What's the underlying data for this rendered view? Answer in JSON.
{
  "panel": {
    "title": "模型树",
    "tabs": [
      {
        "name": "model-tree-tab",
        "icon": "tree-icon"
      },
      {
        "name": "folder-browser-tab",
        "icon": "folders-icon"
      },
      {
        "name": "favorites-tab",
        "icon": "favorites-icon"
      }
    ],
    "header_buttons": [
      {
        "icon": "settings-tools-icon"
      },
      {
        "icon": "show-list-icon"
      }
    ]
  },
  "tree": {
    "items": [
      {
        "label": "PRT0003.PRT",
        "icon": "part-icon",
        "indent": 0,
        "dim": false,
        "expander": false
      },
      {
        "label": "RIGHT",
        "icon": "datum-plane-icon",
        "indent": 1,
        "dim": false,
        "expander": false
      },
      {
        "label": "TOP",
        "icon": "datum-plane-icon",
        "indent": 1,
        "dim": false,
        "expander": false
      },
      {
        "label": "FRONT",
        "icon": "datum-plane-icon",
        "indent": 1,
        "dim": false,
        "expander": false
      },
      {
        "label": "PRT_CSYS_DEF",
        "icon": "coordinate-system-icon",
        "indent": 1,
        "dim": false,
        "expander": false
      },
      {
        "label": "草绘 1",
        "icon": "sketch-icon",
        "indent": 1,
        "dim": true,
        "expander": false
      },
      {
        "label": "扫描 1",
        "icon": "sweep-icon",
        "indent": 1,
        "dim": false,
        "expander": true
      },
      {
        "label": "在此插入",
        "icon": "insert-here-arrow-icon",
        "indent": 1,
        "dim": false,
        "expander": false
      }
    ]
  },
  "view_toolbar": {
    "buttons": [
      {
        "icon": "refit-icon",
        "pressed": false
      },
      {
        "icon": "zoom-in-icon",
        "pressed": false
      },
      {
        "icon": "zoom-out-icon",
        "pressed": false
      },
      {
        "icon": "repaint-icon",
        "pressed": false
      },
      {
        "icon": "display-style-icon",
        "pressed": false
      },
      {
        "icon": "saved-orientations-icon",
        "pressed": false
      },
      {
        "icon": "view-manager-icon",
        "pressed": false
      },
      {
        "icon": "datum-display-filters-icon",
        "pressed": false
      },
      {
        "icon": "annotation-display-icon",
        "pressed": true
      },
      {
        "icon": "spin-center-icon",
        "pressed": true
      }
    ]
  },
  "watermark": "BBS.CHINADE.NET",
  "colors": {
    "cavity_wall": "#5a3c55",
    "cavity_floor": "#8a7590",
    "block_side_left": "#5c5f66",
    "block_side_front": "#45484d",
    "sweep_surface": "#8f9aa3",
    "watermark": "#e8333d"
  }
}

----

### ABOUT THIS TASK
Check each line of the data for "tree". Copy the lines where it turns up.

### RESPONSE AREA
        "name": "model-tree-tab",
        "icon": "tree-icon"
  "tree": {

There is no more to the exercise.